Additionally, while we find KRS 217B.300 to be, in and of itself, a "comprehensive scheme of legislation" regarding lawn chemical applications, the subject of lawn chemical applications is addressed even more comprehensively, though not under that specific heading, when viewed from the perspective of the requirements of KRS Chapter 217B, in addition to those in KRS 217B.300, that relate to lawn chemical applications. Chemicals (and their application) that would be applied to lawns are encompassed within other provisions of KRS Chapter 217B, which addresses pesticide use and application. The definition of "pesticide" applicable to KRS Chapter 217B appears to encompass virtually any chemical that would be used in a lawn care application. Requirements are established for applicator and operator licensing (217B.060, 217B.070, 217B.080), and for record keeping related to pesticide applications (which includes lawn chemical applications) (KRS 217B.150).

Indicative of the comprehensiveness of KRS Chapter 217B, which encompasses lawn chemical applications, is KRS 217B.030, which states:

The purpose of this chapter is to regulate in the public interest, the use and application of insecticides, fungicides, herbicides, defoliants, desiccants, plant growth regulators, nematocides, rodenticides, and any other pesticides designated by the department by regulation.

"Department" in the above quoted statutory section is to the Kentucky Department of Agriculture, which, pursuant to KRS 217B.020, is directed to administer the provisions of KRS Chapter 217B. The statement of purpose contained in KRS 217B.030, in our view, evidences legislative intent to comprehensively address the subject of pesticide use and application, which, as noted, encompasses lawn care applications.
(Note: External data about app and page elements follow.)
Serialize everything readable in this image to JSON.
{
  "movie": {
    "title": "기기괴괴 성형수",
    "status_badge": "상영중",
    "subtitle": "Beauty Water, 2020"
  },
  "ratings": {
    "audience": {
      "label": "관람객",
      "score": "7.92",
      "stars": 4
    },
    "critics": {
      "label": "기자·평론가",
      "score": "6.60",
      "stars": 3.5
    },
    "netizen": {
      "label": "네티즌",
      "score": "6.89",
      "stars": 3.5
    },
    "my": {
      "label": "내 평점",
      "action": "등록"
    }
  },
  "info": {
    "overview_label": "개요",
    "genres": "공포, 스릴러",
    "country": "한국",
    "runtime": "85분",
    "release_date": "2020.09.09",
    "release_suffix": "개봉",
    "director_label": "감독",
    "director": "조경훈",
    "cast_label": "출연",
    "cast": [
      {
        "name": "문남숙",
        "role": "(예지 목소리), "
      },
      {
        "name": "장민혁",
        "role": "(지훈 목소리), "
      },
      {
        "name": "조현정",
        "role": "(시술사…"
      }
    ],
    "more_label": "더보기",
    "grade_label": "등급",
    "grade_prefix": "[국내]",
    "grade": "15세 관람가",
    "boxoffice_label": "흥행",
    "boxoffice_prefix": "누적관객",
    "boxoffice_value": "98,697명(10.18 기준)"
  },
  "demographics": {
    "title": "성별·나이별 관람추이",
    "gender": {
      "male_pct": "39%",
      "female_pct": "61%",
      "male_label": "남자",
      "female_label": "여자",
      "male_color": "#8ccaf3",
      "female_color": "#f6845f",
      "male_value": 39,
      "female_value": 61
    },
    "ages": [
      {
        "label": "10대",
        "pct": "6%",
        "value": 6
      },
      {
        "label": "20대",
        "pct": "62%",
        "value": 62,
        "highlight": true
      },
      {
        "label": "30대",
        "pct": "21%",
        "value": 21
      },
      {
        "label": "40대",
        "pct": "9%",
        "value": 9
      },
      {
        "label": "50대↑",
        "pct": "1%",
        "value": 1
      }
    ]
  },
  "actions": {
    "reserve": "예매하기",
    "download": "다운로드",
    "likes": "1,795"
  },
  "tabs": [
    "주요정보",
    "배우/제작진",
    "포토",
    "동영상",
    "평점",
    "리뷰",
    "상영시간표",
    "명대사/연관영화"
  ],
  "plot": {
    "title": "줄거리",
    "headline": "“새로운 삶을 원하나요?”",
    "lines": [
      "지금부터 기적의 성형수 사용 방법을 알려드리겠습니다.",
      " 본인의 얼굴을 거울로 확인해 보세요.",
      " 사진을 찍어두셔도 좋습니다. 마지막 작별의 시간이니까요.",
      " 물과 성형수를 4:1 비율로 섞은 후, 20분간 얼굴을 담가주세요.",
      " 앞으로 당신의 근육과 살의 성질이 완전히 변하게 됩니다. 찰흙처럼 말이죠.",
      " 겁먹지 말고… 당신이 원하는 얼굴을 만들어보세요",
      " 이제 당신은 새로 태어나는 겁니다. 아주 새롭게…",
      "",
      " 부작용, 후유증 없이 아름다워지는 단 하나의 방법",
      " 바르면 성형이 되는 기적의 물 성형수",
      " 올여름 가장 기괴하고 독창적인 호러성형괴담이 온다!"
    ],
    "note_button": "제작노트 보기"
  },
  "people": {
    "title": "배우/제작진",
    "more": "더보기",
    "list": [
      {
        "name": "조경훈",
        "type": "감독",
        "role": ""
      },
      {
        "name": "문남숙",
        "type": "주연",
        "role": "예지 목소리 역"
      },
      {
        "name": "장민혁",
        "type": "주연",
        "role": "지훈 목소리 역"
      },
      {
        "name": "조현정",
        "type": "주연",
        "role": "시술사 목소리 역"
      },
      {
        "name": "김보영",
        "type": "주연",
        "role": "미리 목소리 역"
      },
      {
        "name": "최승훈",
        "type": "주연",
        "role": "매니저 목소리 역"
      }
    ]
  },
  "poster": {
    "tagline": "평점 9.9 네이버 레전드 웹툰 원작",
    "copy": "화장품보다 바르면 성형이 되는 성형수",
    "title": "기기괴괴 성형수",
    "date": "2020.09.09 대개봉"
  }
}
KRS 217B.020 vests the duty of administering such comprehensive scheme of legislation with the state.

For the reasons indicated, we believe the view expressed in OAG 92-142, that KRS 217B.300 constitutes a "comprehensive scheme of legislation" on the subject of lawn chemical applications, was correct. We reaffirm that opinion as explained here. Accordingly, in our view, the Lexington-Fayette Urban County Council does not have authority to enact a local ordinance regarding lawn chemical applications. KRS 67A.070(1), KRS 67A.070(2)(b). OAG 80-467, 80-502, 83-251.

Sincerely,

CHRIS GORMAN

ATTORNEY GENERAL





Gerard R. Gerhard

Assistant Attorney General

(502) 564-7600

GRG:par

c: Wayne Waddell, Esq.

Corporate Counsel

Lexington-Fayette Urban County Government

200 East Main Street

Lexington, KY 40507

Joe F. Childers, Esq.

P. O. Box 782

Frankfort, KY 40602